This summer, Evvie Bond ՚26 (Stuttgart, Germany), Shelly Bai (Las Vegas) ՚25, and Chloe Ke ՚26 (Shanghai) took on the challenging project of launching a product that aims to help people safely use epinephrine auto-injectors (such as Epipens) in medical emergencies.
The product, Agent Epi, is an allergy medicine case that uses Bluetooth tracking and temperature control to provide a more user-friendly experience for people with allergies. The origin of the idea was 2022’s Macathon, where the team spent a twenty-four-hour period brainstorming a new patent for a cheaper and easier-to-use auto-injector.
“We wanted to weave in technology with these other features into the case to improve the quality of life for people with allergies,” said Bai, a psychology major.
After taking third place at Macathon, they expanded development of their product through MacStartups, a ten-week program that provides student entrepreneurs with resources including stipends, coaching, and industry mentors.
Alongside tracking and temperature control, the auto-injector case also has other important features that help first responders assist the patient during a reaction.

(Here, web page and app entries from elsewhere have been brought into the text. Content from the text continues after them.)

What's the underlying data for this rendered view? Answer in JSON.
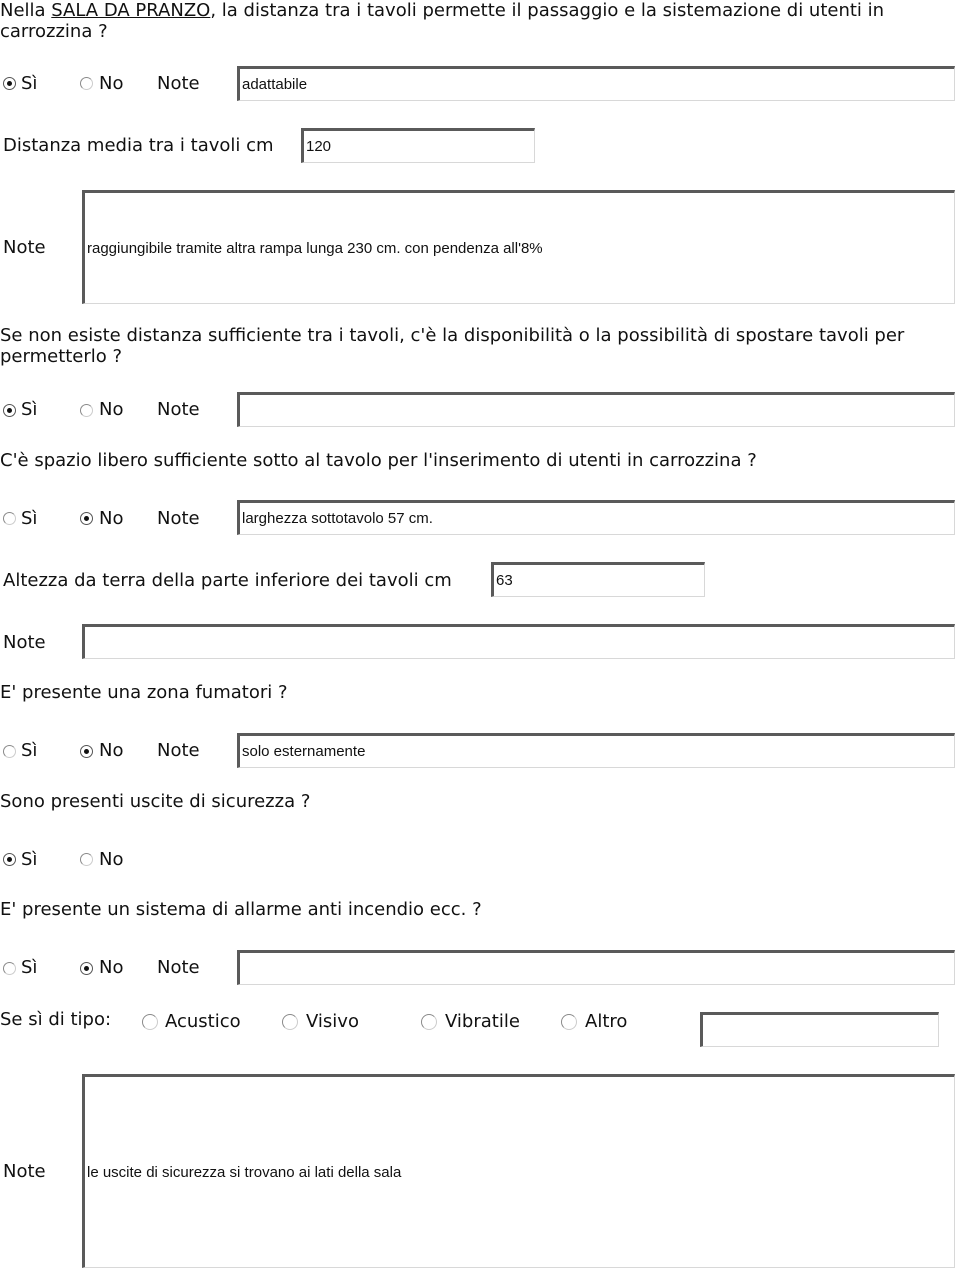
{
  "common": {
    "si": "Sì",
    "no": "No",
    "note": "Note"
  },
  "q1": {
    "prefix": "Nella ",
    "link": "SALA DA PRANZO",
    "rest": ", la distanza tra i tavoli permette il passaggio e la sistemazione di utenti in carrozzina ?",
    "selected": "si",
    "note_value": "adattabile"
  },
  "distance": {
    "label": "Distanza media tra i tavoli cm",
    "value": "120"
  },
  "distance_note": {
    "label": "Note",
    "value": "raggiungibile tramite altra rampa lunga 230 cm. con pendenza all'8%"
  },
  "q2": {
    "text": "Se non esiste distanza sufficiente tra i tavoli, c'è la disponibilità o la possibilità di spostare tavoli per permetterlo ?",
    "selected": "si",
    "note_value": ""
  },
  "q3": {
    "text": "C'è spazio libero sufficiente sotto al tavolo per l'inserimento di utenti in carrozzina ?",
    "selected": "no",
    "note_value": "larghezza sottotavolo 57 cm."
  },
  "height": {
    "label": "Altezza da terra della parte inferiore dei tavoli cm",
    "value": "63"
  },
  "height_note": {
    "label": "Note",
    "value": ""
  },
  "q4": {
    "text": "E' presente una zona fumatori ?",
    "selected": "no",
    "note_value": "solo esternamente"
  },
  "q5": {
    "text": "Sono presenti uscite di sicurezza ?",
    "selected": "si"
  },
  "q6": {
    "text": "E' presente un sistema di allarme anti incendio ecc. ?",
    "selected": "no",
    "note_value": ""
  },
  "alarm_type": {
    "label": "Se sì di tipo:",
    "options": [
      "Acustico",
      "Visivo",
      "Vibratile",
      "Altro"
    ],
    "altro_value": ""
  },
  "final_note": {
    "label": "Note",
    "value": "le uscite di sicurezza si trovano ai lati della sala"
  }
}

“The case includes an emergency medical ID card that details important information for first responders like the patient’s date of birth, insurance number, and their allergies,” said Bond, a biology and English double major with a minor in Chinese. Additionally, the case contains an easy step-by-step guide on how to use an auto-injector for people who aren’t medically trained.
The students emphasized how allergen-susceptible individuals can often forget to bring their auto-injector and how this trend is the main reason they chose this project.

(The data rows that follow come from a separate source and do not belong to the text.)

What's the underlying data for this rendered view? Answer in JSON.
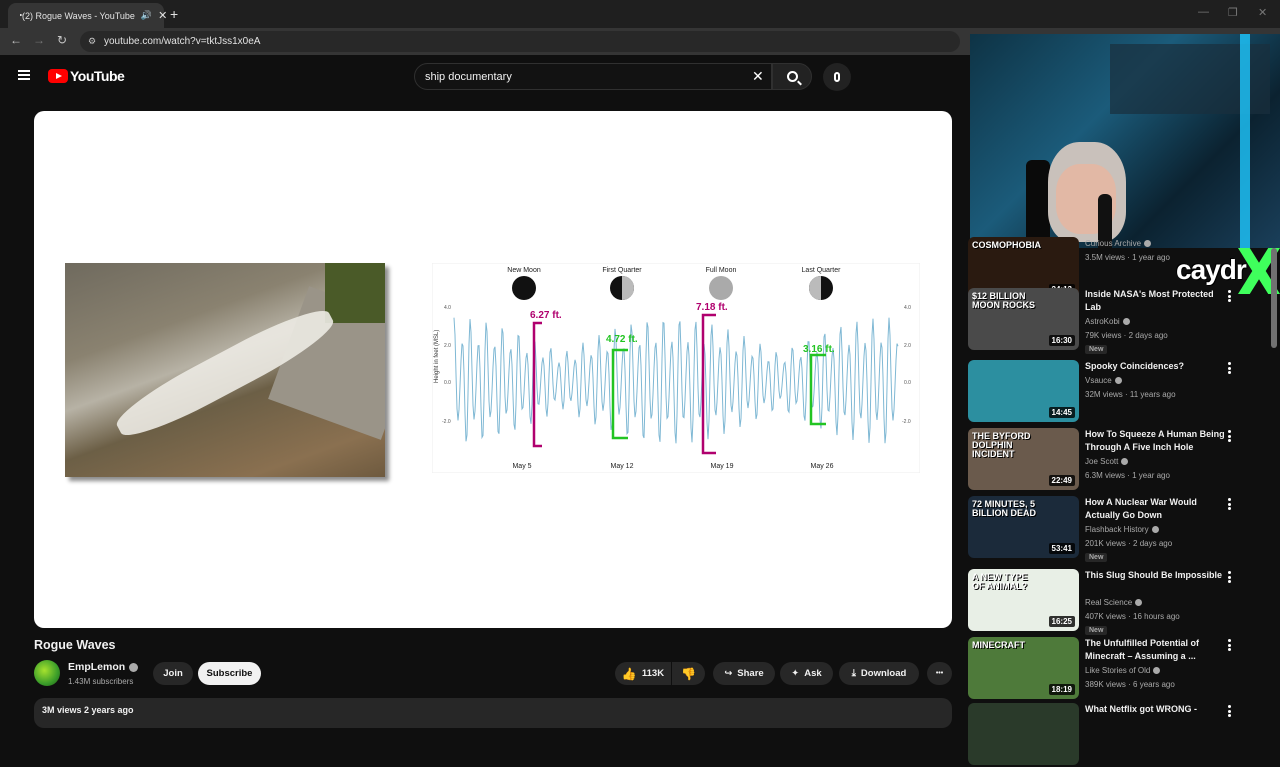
{
  "browser": {
    "tab_title": "(2) Rogue Waves - YouTube",
    "tab_close": "✕",
    "speaker_icon": "🔊",
    "new_tab": "+",
    "url": "youtube.com/watch?v=tktJss1x0eA",
    "nav_back": "←",
    "nav_forward": "→",
    "nav_reload": "↻",
    "win_min": "—",
    "win_max": "❐",
    "win_close": "✕"
  },
  "header": {
    "logo_text": "YouTube",
    "search_value": "ship documentary",
    "search_clear": "✕"
  },
  "video_slide": {
    "moon_labels": [
      "New Moon",
      "First Quarter",
      "Full Moon",
      "Last Quarter"
    ],
    "date_labels": [
      "May 5",
      "May 12",
      "May 19",
      "May 26"
    ],
    "range_labels": [
      "6.27 ft.",
      "4.72 ft.",
      "7.18 ft.",
      "3.16 ft."
    ],
    "y_axis_title": "Height in feet (MSL)",
    "y_ticks_left": [
      "4.0",
      "2.0",
      "0.0",
      "-2.0"
    ],
    "y_ticks_right": [
      "4.0",
      "2.0",
      "0.0",
      "-2.0"
    ],
    "colors": {
      "spring": "#b0006e",
      "neap": "#22c422",
      "curve": "#7fb8d4"
    }
  },
  "video": {
    "title": "Rogue Waves",
    "channel": "EmpLemon",
    "subscribers": "1.43M subscribers",
    "join": "Join",
    "subscribe": "Subscribe",
    "likes": "113K",
    "share": "Share",
    "ask": "Ask",
    "download": "Download",
    "more": "•••",
    "description": "3M views  2 years ago"
  },
  "overlay": {
    "badge_text": "caydr"
  },
  "recommendations": [
    {
      "label": "COSMOPHOBIA",
      "duration": "24:13",
      "title": "",
      "channel": "Curious Archive",
      "meta": "3.5M views · 1 year ago",
      "new": "",
      "bg": "#2a1a10"
    },
    {
      "label": "$12 BILLION MOON ROCKS",
      "duration": "16:30",
      "title": "Inside NASA's Most Protected Lab",
      "channel": "AstroKobi",
      "meta": "79K views · 2 days ago",
      "new": "New",
      "bg": "#4a4a4a"
    },
    {
      "label": "",
      "duration": "14:45",
      "title": "Spooky Coincidences?",
      "channel": "Vsauce",
      "meta": "32M views · 11 years ago",
      "new": "",
      "bg": "#2c8fa0"
    },
    {
      "label": "THE BYFORD DOLPHIN INCIDENT",
      "duration": "22:49",
      "title": "How To Squeeze A Human Being Through A Five Inch Hole",
      "channel": "Joe Scott",
      "meta": "6.3M views · 1 year ago",
      "new": "",
      "bg": "#6a5a4c"
    },
    {
      "label": "72 MINUTES, 5 BILLION DEAD",
      "duration": "53:41",
      "title": "How A Nuclear War Would Actually Go Down",
      "channel": "Flashback History",
      "meta": "201K views · 2 days ago",
      "new": "New",
      "bg": "#1b2a3a"
    },
    {
      "label": "A NEW TYPE OF ANIMAL?",
      "duration": "16:25",
      "title": "This Slug Should Be Impossible",
      "channel": "Real Science",
      "meta": "407K views · 16 hours ago",
      "new": "New",
      "bg": "#e8efe6"
    },
    {
      "label": "MINECRAFT",
      "duration": "18:19",
      "title": "The Unfulfilled Potential of Minecraft – Assuming a ...",
      "channel": "Like Stories of Old",
      "meta": "389K views · 6 years ago",
      "new": "",
      "bg": "#4e7a3a"
    },
    {
      "label": "",
      "duration": "",
      "title": "What Netflix got WRONG -",
      "channel": "",
      "meta": "",
      "new": "",
      "bg": "#2a3a2a"
    }
  ]
}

“Our goal is to capitalize on the technology at our disposal in order to create a product that will improve the lives of people with allergies. Life-saving medication is useless if you don’t have it on you,” Bai said.
Launching a product like Agent Epi meant navigating a number of legal and logistical challenges, including coordinating and communicating with manufacturers in China and ensuring that the product did not violate the Health Insurance Portability and Accountability Act (HIPAA). A crucial part to their success was the advice and aid they received from the alumni community.
“Whenever we had a question or concern, we always had someone to reach out to that could either help us or connect us with other professionals,” Bai said.
“We are very grateful for the Macalester alumni community. They were vital to this project,” said Bond.
Throughout the program, the team learned a great deal from their troubleshooting process that contributed both to their product and their growth as individuals.
“Because of the nature of the program, we developed skills with communicating and reaching out to people, as well as seeing flaws in products and brainstorming ideas,” Bai said.
“We all became more confident with public speaking,” Bond said. “It comes more naturally now, and we are able to pitch a brand new idea in a vulnerable state to then receive criticism and feedback to build off of.”
The team is excited that the trial period of their product is being launched shortly on Etsy, and that they will be able to physically see their hard work.
“I hope that our project can inspire the development of more solutions that aim to address the invisible struggles that people with allergies face, and I’m excited to see its impact on their lives,” Bai said.
November 8 2023Back to top